12 17/12/2014

Chester Zoo sponsors the hunt for medals, not lions, at the Maasai Olympics

Chester Zoo is to be the main sponsor of the 2014 Maasai Olympics – an event which is using sport to replace wildlife hunting as traditional warrior activity in East Africa.

Maasai olympics

The games, which will be held on December 13 at the Kimana Wildlife Sanctury at the base of Mt. Kilimanjaro in Kenya, are bringing a fresh approach to animal conservation.

Killing animals to compete for recognition, display ‘manliness’, impress women and identify leaders has long been embedded in Maasai culture. However, conservationists fear it has reached a tipping point and has pushed certain species towards the brink of extinction.

Conservation experts, alongside spiritual leaders, village elders and leading Maasai figures have therefore worked together to develop the Maasai Olympics. Its aim is to stop the killing of animals and protect wildlife by showing Maasai warriors that there are other ways to display bravery.

The individual athletic events – based on traditional warrior skills – will include the 200m sprint, 800m sprint, spear throwing, high jump and a 5k run. 

And, for the very first time, women will also compete in two events – the 100 and 1500 meters.

Warriors at Maasai olympics

Chester Zoo’s education programmes manager, Dr Maggie Esson, will be travelling to the event to present the Chester Zoo Conservation Prize in recognition of the Maasai village (known as a manyatta) that has done the most for wildlife conservation. 

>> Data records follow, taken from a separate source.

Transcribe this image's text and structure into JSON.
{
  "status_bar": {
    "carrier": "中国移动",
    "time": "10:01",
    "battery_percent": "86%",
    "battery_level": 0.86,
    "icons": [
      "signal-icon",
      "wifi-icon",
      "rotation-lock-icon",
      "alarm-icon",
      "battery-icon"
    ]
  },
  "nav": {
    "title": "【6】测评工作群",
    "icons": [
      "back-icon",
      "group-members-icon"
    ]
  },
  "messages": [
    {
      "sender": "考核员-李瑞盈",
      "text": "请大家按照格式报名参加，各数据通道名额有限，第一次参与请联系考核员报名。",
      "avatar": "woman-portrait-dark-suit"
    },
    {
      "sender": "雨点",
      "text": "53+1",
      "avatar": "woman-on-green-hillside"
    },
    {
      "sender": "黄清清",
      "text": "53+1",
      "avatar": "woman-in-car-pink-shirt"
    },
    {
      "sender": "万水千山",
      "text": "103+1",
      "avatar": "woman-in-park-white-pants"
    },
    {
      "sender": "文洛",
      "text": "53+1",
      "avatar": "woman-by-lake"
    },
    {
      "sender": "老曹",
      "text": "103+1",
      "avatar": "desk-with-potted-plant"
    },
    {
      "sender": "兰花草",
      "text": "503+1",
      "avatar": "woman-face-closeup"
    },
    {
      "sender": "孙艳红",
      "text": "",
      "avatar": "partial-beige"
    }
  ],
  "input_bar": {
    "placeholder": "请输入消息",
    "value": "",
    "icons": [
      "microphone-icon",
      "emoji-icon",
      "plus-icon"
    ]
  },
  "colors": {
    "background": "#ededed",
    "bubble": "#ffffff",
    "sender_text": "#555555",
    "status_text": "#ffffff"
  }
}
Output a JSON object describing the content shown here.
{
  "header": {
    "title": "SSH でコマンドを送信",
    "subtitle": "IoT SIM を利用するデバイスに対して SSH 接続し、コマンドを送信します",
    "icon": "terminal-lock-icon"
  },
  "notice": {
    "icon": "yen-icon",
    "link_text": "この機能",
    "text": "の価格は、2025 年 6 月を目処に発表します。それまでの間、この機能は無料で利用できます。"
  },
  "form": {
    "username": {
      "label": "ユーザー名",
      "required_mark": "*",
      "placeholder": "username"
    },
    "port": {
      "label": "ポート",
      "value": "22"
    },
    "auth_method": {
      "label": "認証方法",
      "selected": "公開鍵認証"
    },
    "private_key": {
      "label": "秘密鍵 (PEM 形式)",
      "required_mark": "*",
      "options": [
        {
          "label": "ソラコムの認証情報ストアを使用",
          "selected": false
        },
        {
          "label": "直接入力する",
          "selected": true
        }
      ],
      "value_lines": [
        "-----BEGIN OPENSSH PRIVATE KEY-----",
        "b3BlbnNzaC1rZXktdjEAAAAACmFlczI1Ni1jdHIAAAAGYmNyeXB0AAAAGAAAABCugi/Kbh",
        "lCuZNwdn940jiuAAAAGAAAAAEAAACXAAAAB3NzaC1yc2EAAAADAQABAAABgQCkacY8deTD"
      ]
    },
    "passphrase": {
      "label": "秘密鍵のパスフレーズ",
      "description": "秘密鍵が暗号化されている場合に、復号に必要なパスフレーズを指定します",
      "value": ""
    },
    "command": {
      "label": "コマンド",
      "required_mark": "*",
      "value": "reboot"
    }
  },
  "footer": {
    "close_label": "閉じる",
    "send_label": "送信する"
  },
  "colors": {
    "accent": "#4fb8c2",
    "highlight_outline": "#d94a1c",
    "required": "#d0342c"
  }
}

Dr Esson said:

The Maasai Olympics has conservation at its heart. But it is a sports competition just like any other with winners and losers, close finishes and memorable victories.

The road to protecting species is never a straight one but we’re delighted to be a part of such a ground-breaking event.

Medals, trophies and prizes, including cash and a premier breeding bull for the winning manyatta, will be given to the winners.

Kenyan Olympic gold medalist and world 800-metre record holder David Rudisha, a former Maasai warrior, will be the patron of the games.